- Chew on a straw
- Blow through a straw
- Eat crunchy snacks
- Drink a smoothie through a sippy cup with a straw-type top
- Use a “crazy straw” in a cup. The smaller opening is great for oral motor input.
- Play “Simon Says” with mouth exercises: Suck cheeks in/puff cheeks out/Make a big “O” shape/Stretch out the tongue
- Chew gum
- Use a straw to suck and pick up pieces of paper. Transfer them carefully to a cup using only the straw.
Movement breaks look different at different stages of development.
After school is a common time for movement needs. After a long day sitting at a desk, children come home and often decompress. This can look like anger, frustration, and behaviors. While the behavior may seem inappropriate, the actions are often times a needed response to self-regulate based on the long day of holding it together while at school.

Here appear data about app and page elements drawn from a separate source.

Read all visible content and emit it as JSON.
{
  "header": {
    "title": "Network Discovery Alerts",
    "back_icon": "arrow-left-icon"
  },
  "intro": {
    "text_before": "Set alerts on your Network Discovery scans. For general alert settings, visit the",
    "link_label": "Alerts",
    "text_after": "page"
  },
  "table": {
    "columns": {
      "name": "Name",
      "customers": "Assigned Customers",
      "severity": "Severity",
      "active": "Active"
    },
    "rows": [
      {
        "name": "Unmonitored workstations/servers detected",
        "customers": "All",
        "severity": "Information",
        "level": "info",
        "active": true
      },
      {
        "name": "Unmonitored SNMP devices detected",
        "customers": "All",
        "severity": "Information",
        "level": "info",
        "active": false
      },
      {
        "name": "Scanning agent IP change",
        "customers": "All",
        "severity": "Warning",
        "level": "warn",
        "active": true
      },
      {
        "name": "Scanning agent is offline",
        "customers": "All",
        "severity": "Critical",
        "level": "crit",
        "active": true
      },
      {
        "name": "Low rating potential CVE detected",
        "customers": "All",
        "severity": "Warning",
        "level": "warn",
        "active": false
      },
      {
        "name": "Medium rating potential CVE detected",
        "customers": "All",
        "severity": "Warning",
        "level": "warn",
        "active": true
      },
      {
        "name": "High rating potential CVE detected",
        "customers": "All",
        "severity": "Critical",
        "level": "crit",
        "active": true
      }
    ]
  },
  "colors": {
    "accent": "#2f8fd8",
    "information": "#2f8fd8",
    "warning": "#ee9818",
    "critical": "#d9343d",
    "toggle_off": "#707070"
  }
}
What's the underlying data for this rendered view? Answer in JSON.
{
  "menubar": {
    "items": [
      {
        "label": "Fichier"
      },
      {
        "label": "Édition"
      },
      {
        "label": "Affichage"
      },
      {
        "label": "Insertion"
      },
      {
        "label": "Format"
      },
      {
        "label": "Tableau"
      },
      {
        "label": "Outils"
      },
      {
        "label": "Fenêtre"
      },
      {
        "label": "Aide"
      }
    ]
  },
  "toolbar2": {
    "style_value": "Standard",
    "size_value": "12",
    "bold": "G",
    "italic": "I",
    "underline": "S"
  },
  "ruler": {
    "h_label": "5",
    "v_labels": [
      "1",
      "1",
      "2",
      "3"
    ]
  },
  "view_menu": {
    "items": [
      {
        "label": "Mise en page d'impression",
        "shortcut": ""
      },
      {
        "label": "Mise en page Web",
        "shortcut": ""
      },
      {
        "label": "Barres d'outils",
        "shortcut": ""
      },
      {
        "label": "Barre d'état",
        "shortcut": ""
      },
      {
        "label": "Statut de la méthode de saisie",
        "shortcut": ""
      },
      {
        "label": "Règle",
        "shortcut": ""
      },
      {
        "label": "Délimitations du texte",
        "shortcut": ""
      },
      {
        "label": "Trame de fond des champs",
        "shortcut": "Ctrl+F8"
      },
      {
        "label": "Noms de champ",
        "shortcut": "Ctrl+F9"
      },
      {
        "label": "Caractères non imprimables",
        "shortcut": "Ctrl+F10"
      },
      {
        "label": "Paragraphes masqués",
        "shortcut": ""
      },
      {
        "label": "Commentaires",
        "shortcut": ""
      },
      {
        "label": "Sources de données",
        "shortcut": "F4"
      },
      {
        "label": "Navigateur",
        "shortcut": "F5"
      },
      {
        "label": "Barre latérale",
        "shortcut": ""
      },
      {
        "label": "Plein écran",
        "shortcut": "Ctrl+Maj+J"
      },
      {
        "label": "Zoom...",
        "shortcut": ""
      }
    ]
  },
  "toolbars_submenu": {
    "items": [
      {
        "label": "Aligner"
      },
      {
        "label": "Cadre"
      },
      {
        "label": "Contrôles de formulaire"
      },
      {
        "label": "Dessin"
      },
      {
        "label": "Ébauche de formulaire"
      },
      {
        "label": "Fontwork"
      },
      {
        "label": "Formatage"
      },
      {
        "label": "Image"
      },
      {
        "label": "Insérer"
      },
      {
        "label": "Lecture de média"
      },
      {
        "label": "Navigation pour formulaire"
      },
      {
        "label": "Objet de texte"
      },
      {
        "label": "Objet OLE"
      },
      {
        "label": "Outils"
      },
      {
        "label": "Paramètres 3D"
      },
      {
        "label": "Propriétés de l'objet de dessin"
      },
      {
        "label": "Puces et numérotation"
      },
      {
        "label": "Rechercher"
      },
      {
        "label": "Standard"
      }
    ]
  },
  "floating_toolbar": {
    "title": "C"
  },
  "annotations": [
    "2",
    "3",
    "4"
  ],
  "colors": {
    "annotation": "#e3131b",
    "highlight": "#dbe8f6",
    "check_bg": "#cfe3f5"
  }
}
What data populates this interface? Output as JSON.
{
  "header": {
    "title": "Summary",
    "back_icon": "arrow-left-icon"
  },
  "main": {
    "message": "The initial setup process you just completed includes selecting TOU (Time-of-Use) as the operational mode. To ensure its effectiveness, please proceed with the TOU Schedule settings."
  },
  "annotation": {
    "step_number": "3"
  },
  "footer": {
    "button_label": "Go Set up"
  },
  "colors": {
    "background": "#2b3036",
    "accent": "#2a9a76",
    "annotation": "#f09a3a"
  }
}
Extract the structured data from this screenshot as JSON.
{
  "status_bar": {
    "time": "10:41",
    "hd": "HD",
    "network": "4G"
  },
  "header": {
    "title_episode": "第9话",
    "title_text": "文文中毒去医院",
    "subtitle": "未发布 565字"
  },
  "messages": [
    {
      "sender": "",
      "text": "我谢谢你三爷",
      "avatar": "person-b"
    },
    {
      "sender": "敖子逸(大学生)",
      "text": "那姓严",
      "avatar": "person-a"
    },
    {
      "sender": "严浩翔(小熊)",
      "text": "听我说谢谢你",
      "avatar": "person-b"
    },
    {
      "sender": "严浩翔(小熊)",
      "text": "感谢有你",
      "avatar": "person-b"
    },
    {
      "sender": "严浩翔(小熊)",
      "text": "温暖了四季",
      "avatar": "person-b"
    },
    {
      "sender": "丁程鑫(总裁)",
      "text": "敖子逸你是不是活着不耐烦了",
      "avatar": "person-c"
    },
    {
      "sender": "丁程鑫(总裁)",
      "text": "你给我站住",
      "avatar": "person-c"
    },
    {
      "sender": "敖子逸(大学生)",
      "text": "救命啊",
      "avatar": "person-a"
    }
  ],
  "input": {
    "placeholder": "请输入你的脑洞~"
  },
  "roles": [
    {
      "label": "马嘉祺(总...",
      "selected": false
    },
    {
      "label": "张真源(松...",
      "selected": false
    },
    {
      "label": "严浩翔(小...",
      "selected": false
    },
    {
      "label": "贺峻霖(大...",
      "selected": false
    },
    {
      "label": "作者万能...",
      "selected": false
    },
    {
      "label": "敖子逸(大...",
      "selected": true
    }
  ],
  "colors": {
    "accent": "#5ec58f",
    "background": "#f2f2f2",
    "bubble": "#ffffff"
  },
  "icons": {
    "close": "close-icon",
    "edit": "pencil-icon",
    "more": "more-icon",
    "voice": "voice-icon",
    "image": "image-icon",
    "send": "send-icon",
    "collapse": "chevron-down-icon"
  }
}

Some students may benefit from an after school brain break in the form of regulating snacks or decompression for a short period. Others may require fidget tools during homework. Each individual will be different!
Even as busy therapy providers, we need the power of self-care strategies. Something as simples as simple as taking a quick walk between clients, using relaxation breathing, or stretching can be a huge help
Many research studies have discussed the use of both brain breaks and movement breaks in an integrated manner in our daily routines as a tool for attention, mental health, cognitive function, stress management, and well-being.
For example, a study (Maher, et.al, 2006) found that the use of a brain break program in the classroom led to increased on-task behavior and academic achievement These findings suggest that “brain breaks,” can be an effective way to enhance physical activity and cognitive performance in children.
Final thoughts on Movement breaks
Any child (and adult) benefits from an activity break during periods of high concentration and learning. Use these strategies along with your child, or use one of the three types of movement breaks we talked about today!
Think about the time of day that is typically the most difficult. Is there some way that brain breaks can be added to this time? Schedule it in!
Marzano, R. J. (2012). A Moving Proposal. Educational Leadership, 69(7), 88.
Mahar MT, Murphy SK, Rowe DA, et al. Effects of a classroom-based program on physical activity and on-task behavior. Med Sci Sports Exerc. 2006;38(12):2086-2094. doi:10.1249/01.mss.0000235359.16685.a6
Weslake, Alyssa and Christian, Beverly J. (2015) “Brain Breaks: Help or Hindrance?,” TEACH COLLECTION of Christian Education: Vol. 1: Iss. 1, Article 4. Available at: http://research.avondale.edu.au/teachcollection/vol1/iss1/4